Antony Gormley has made his reputation as an artist with a series of bold pieces reflecting form, usually the human body. The most notable of those pieces is The Angel of The North, just outside Newcastle. Never does a train journey to Newcastle or beyond pass without the whole carriage craning to see the soaring figure of a winged human shape, standing guard over the adjacent motorway.
In Blind Light, his first major London show, Gormley has pulled out all the stops in his exploration of space. Several large scale instillations have been ensconced in The Hayward Gallery, the most memorable and affecting being the title piece. Blind Light is a large glass room filled with dense white mist. It is a thrilling and frightening experience, you literally can’t see a thing, nervously feeling for the glass walls and embarrassingly knocking into people all around you (the room contains up to 25 people at one time, you have to queue to get in). The piece is nothing without spectators and participants, it perfectly illustrates the artist’s views on engagement with art in general. Watching from outside you can see people inside the glass, but only when they are close to the walls, their hands tentatively reaching out, and of course they can’t see you, it’s a wonderful image.

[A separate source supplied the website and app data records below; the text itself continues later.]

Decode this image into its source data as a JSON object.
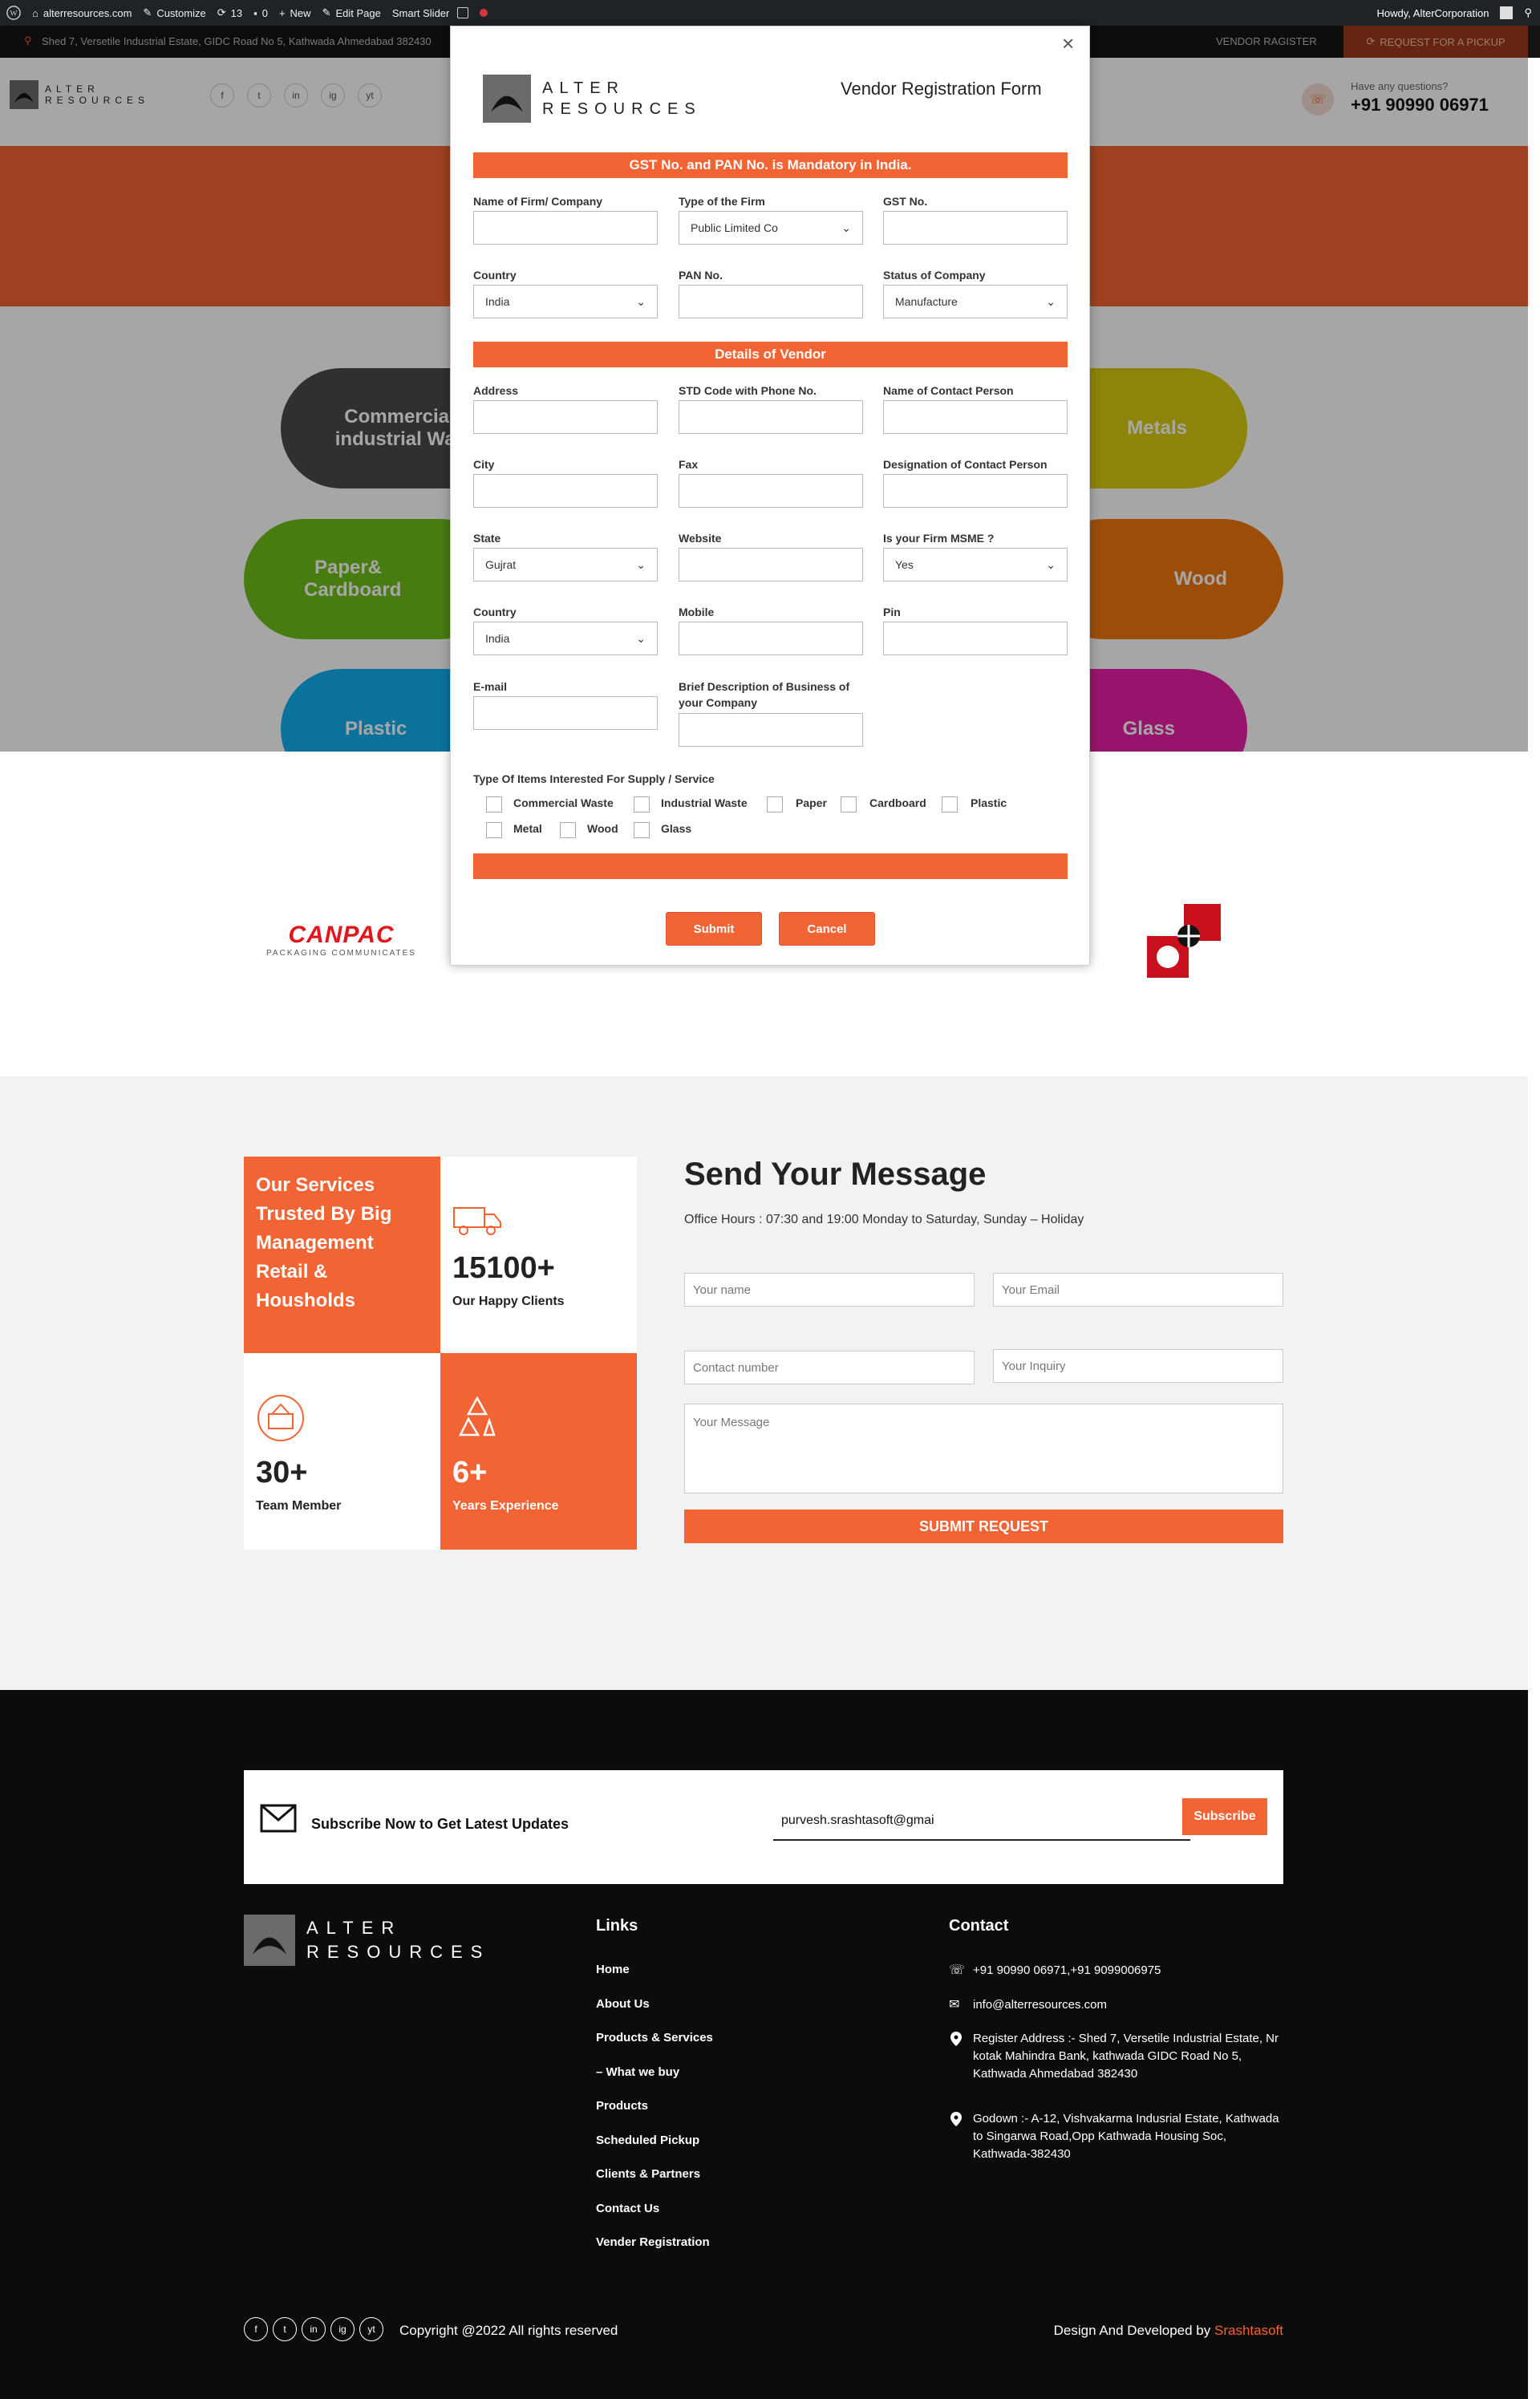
{
  "admin_bar": {
    "site": "alterresources.com",
    "customize": "Customize",
    "updates": "13",
    "comments": "0",
    "new": "New",
    "edit_page": "Edit Page",
    "smart_slider": "Smart Slider",
    "howdy": "Howdy, AlterCorporation"
  },
  "topbar": {
    "address": "Shed 7, Versetile Industrial Estate, GIDC Road No 5, Kathwada Ahmedabad 382430",
    "vendor_register": "VENDOR RAGISTER",
    "request_pickup": "REQUEST FOR A PICKUP"
  },
  "header": {
    "logo_line1": "ALTER",
    "logo_line2": "RESOURCES",
    "social": [
      "f",
      "t",
      "in",
      "ig",
      "yt"
    ],
    "question": "Have any questions?",
    "phone": "+91 90990 06971"
  },
  "categories": [
    {
      "label": "Commercial & industrial Waste",
      "color": "#4b4b4b"
    },
    {
      "label": "Metals",
      "color": "#d8cc10"
    },
    {
      "label": "Paper& Cardboard",
      "color": "#6fbf1a"
    },
    {
      "label": "Wood",
      "color": "#f0790f"
    },
    {
      "label": "Plastic",
      "color": "#11b0f0"
    },
    {
      "label": "Glass",
      "color": "#ea1fa6"
    }
  ],
  "clients": {
    "canpac": "CANPAC",
    "canpac_tag": "PACKAGING COMMUNICATES"
  },
  "modal": {
    "logo_line1": "ALTER",
    "logo_line2": "RESOURCES",
    "title": "Vendor Registration Form",
    "band_mandatory": "GST No. and PAN No. is Mandatory in India.",
    "band_details": "Details of Vendor",
    "fields": {
      "firm_name": "Name of Firm/ Company",
      "firm_type": "Type of the Firm",
      "firm_type_value": "Public Limited Co",
      "gst": "GST No.",
      "country": "Country",
      "country_value": "India",
      "pan": "PAN No.",
      "status": "Status of Company",
      "status_value": "Manufacture",
      "address": "Address",
      "std": "STD Code with Phone No.",
      "contact_person": "Name of Contact Person",
      "city": "City",
      "fax": "Fax",
      "designation": "Designation of Contact Person",
      "state": "State",
      "state_value": "Gujrat",
      "website": "Website",
      "msme": "Is your Firm MSME ?",
      "msme_value": "Yes",
      "country2": "Country",
      "country2_value": "India",
      "mobile": "Mobile",
      "pin": "Pin",
      "email": "E-mail",
      "brief": "Brief Description of Business of your Company"
    },
    "items_title": "Type Of Items Interested For Supply / Service",
    "items": [
      "Commercial Waste",
      "Industrial Waste",
      "Paper",
      "Cardboard",
      "Plastic",
      "Metal",
      "Wood",
      "Glass"
    ],
    "submit": "Submit",
    "cancel": "Cancel"
  },
  "stats": {
    "services_heading": "Our Services Trusted By Big Management Retail & Housholds",
    "clients_num": "15100+",
    "clients_label": "Our Happy Clients",
    "team_num": "30+",
    "team_label": "Team Member",
    "exp_num": "6+",
    "exp_label": "Years Experience"
  },
  "message": {
    "title": "Send Your Message",
    "hours": "Office Hours : 07:30 and 19:00 Monday to Saturday, Sunday – Holiday",
    "name_ph": "Your name",
    "email_ph": "Your Email",
    "contact_ph": "Contact number",
    "inquiry_ph": "Your Inquiry",
    "message_ph": "Your Message",
    "submit": "SUBMIT REQUEST"
  },
  "subscribe": {
    "text": "Subscribe Now to Get Latest Updates",
    "email_value": "purvesh.srashtasoft@gmai",
    "button": "Subscribe"
  },
  "footer": {
    "logo_line1": "ALTER",
    "logo_line2": "RESOURCES",
    "links_title": "Links",
    "links": [
      "Home",
      "About Us",
      "Products & Services",
      "– What we buy",
      "Products",
      "Scheduled Pickup",
      "Clients & Partners",
      "Contact Us",
      "Vender Registration"
    ],
    "contact_title": "Contact",
    "phone": "+91 90990 06971,+91 9099006975",
    "email": "info@alterresources.com",
    "register_address": "Register Address :- Shed 7, Versetile Industrial Estate, Nr kotak Mahindra Bank, kathwada GIDC Road No 5, Kathwada Ahmedabad 382430",
    "godown": "Godown :- A-12, Vishvakarma Indusrial Estate, Kathwada to Singarwa Road,Opp Kathwada Housing Soc, Kathwada-382430",
    "copyright": "Copyright @2022 All rights reserved",
    "design_by": "Design And Developed by",
    "developer": "Srashtasoft"
  },
  "colors": {
    "accent": "#f26434",
    "dark": "#0c0c0c"
  }
}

The other piece that you are required to queue for is Hatch. Only two people are allowed into this small room at a time, it’s made up of endoscopic tubes, allowing you to look out and others to look in. Inside, from the walls and floor protrude metal bars or varying size randomly positioned. This makes you acutely aware of your environment, every step carefully judged, the fact that people are looking at you makes you feel slightly self conscious, if not uncomfortable. When walking around in our daily lives such judicious thought or specific scrutiny is not our general experience.

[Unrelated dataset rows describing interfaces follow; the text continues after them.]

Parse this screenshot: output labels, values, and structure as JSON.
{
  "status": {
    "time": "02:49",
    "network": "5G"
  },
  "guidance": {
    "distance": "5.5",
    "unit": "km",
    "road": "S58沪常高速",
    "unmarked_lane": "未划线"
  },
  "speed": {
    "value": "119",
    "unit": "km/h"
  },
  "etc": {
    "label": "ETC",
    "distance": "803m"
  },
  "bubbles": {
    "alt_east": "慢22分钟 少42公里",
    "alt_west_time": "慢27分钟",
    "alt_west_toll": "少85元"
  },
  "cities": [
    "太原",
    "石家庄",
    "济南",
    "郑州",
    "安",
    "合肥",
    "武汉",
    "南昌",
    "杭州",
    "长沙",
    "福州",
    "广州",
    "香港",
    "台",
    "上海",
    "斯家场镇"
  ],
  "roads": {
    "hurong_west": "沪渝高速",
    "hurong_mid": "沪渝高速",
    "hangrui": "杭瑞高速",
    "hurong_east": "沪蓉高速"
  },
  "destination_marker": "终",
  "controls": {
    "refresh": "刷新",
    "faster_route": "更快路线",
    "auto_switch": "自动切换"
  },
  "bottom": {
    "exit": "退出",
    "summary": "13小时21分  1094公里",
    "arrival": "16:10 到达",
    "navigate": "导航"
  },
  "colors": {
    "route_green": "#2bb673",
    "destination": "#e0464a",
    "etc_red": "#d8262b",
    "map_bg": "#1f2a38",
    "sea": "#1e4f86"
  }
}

Other than this, the exhibition takes a more conventional Gormley form; casts of the artist feature in several works, in another concrete boxes (one for the head, one for the body) are cast representing the measurements of his volunteers, an army of them filling up a room, also positioning the various bodily orifices as holes in the concrete. Everywhere at the exhibition you are required to look at things slightly differently, often confronted with human form in strange positions, or a environment where you have to think carefully about your own position, as it Habitat.

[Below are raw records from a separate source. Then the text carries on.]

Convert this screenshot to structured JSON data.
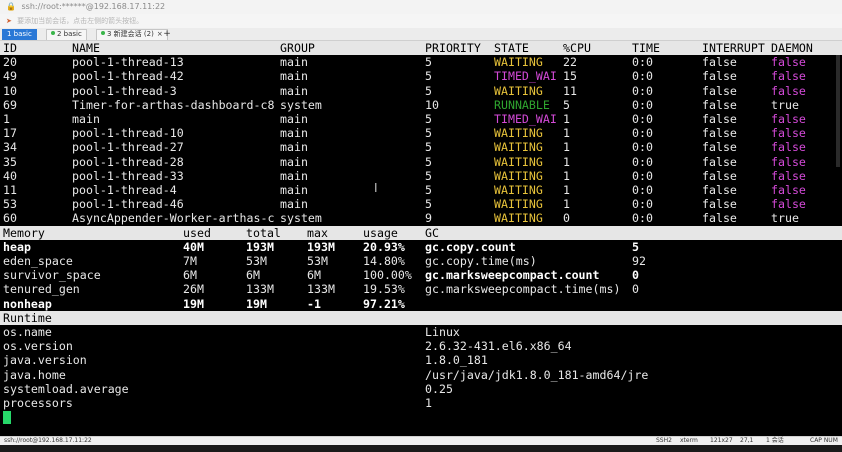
{
  "window": {
    "title": "ssh://root:******@192.168.17.11:22"
  },
  "hint": {
    "text": "要添加当前会话，点击左侧的箭头按钮。"
  },
  "tabs": [
    {
      "label": "1 basic",
      "active": true
    },
    {
      "label": "2 basic",
      "active": false
    },
    {
      "label": "3 新建会话 (2)",
      "active": false
    }
  ],
  "threads": {
    "headers": [
      "ID",
      "NAME",
      "GROUP",
      "PRIORITY",
      "STATE",
      "%CPU",
      "TIME",
      "INTERRUPT",
      "DAEMON"
    ],
    "rows": [
      [
        "20",
        "pool-1-thread-13",
        "main",
        "5",
        "WAITING",
        "22",
        "0:0",
        "false",
        "false"
      ],
      [
        "49",
        "pool-1-thread-42",
        "main",
        "5",
        "TIMED_WAI",
        "15",
        "0:0",
        "false",
        "false"
      ],
      [
        "10",
        "pool-1-thread-3",
        "main",
        "5",
        "WAITING",
        "11",
        "0:0",
        "false",
        "false"
      ],
      [
        "69",
        "Timer-for-arthas-dashboard-c8",
        "system",
        "10",
        "RUNNABLE",
        "5",
        "0:0",
        "false",
        "true"
      ],
      [
        "1",
        "main",
        "main",
        "5",
        "TIMED_WAI",
        "1",
        "0:0",
        "false",
        "false"
      ],
      [
        "17",
        "pool-1-thread-10",
        "main",
        "5",
        "WAITING",
        "1",
        "0:0",
        "false",
        "false"
      ],
      [
        "34",
        "pool-1-thread-27",
        "main",
        "5",
        "WAITING",
        "1",
        "0:0",
        "false",
        "false"
      ],
      [
        "35",
        "pool-1-thread-28",
        "main",
        "5",
        "WAITING",
        "1",
        "0:0",
        "false",
        "false"
      ],
      [
        "40",
        "pool-1-thread-33",
        "main",
        "5",
        "WAITING",
        "1",
        "0:0",
        "false",
        "false"
      ],
      [
        "11",
        "pool-1-thread-4",
        "main",
        "5",
        "WAITING",
        "1",
        "0:0",
        "false",
        "false"
      ],
      [
        "53",
        "pool-1-thread-46",
        "main",
        "5",
        "WAITING",
        "1",
        "0:0",
        "false",
        "false"
      ],
      [
        "60",
        "AsyncAppender-Worker-arthas-c",
        "system",
        "9",
        "WAITING",
        "0",
        "0:0",
        "false",
        "true"
      ]
    ]
  },
  "memory": {
    "headers": [
      "Memory",
      "used",
      "total",
      "max",
      "usage",
      "GC"
    ],
    "rows": [
      {
        "name": "heap",
        "used": "40M",
        "total": "193M",
        "max": "193M",
        "usage": "20.93%",
        "gc_name": "gc.copy.count",
        "gc_value": "5",
        "bold": true,
        "gc_bold": true
      },
      {
        "name": "eden_space",
        "used": "7M",
        "total": "53M",
        "max": "53M",
        "usage": "14.80%",
        "gc_name": "gc.copy.time(ms)",
        "gc_value": "92",
        "bold": false,
        "gc_bold": false
      },
      {
        "name": "survivor_space",
        "used": "6M",
        "total": "6M",
        "max": "6M",
        "usage": "100.00%",
        "gc_name": "gc.marksweepcompact.count",
        "gc_value": "0",
        "bold": false,
        "gc_bold": true
      },
      {
        "name": "tenured_gen",
        "used": "26M",
        "total": "133M",
        "max": "133M",
        "usage": "19.53%",
        "gc_name": "gc.marksweepcompact.time(ms)",
        "gc_value": "0",
        "bold": false,
        "gc_bold": false
      },
      {
        "name": "nonheap",
        "used": "19M",
        "total": "19M",
        "max": "-1",
        "usage": "97.21%",
        "gc_name": "",
        "gc_value": "",
        "bold": true,
        "gc_bold": false
      }
    ]
  },
  "runtime": {
    "header": "Runtime",
    "rows": [
      [
        "os.name",
        "Linux"
      ],
      [
        "os.version",
        "2.6.32-431.el6.x86_64"
      ],
      [
        "java.version",
        "1.8.0_181"
      ],
      [
        "java.home",
        "/usr/java/jdk1.8.0_181-amd64/jre"
      ],
      [
        "systemload.average",
        "0.25"
      ],
      [
        "processors",
        "1"
      ]
    ]
  },
  "statusbar": {
    "session": "ssh://root@192.168.17.11:22",
    "protocol": "SSH2",
    "terminal": "xterm",
    "size": "121x27",
    "cursor_pos": "27,1",
    "sessions": "1 会话",
    "caps": "CAP NUM"
  },
  "colors": {
    "waiting": "#e8c33a",
    "timed_waiting": "#d44ad8",
    "runnable": "#2fa52f",
    "false_daemon": "#d44ad8",
    "header_bg": "#e6e6e6",
    "cursor": "#27d86a",
    "active_tab": "#2a78d6"
  }
}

My favourite piece is not in the Hayward itself, it is Event Horizon, 31 metal statues taken from a full body cast of Gormley, and placed around, but radiating towards, the gallery, dotting the skyline on top of buildings and even on Waterloo Bridge. These expressionless creations bring into scale the hugeness of the urban environment, or the smallness of the human form, and make us reflect on our place in the landscape (a further variation on ‘Habitat’). You actually don’t notice the statues at first when busily walking along The Southbank, but when you do want to see them they are everywhere, you’re amazed they didn’t strike you straightaway. These weird people amongst the familiar skyline are unsettling, but also feel like they belong there. Already people are wondering if they can ever be removed.
Judging the exhibition overall, I think Gormley’s motif is almost worn out with repetition, the grand new works going through the motions. Certainly the high blown language of the exhibition guide can be off-putting, I personally either feel a visceral reaction to something or not, I don’t think people need a paragraph or two to tell them how to feel about art (a simple statement can be useful, granted). I’m certainly not saying that the exhibition is not worthwhile, it is, but with the familiarity in the work, queues at the gallery and hyperbole surrounding the show, it can feel a little bit like a theme park ride.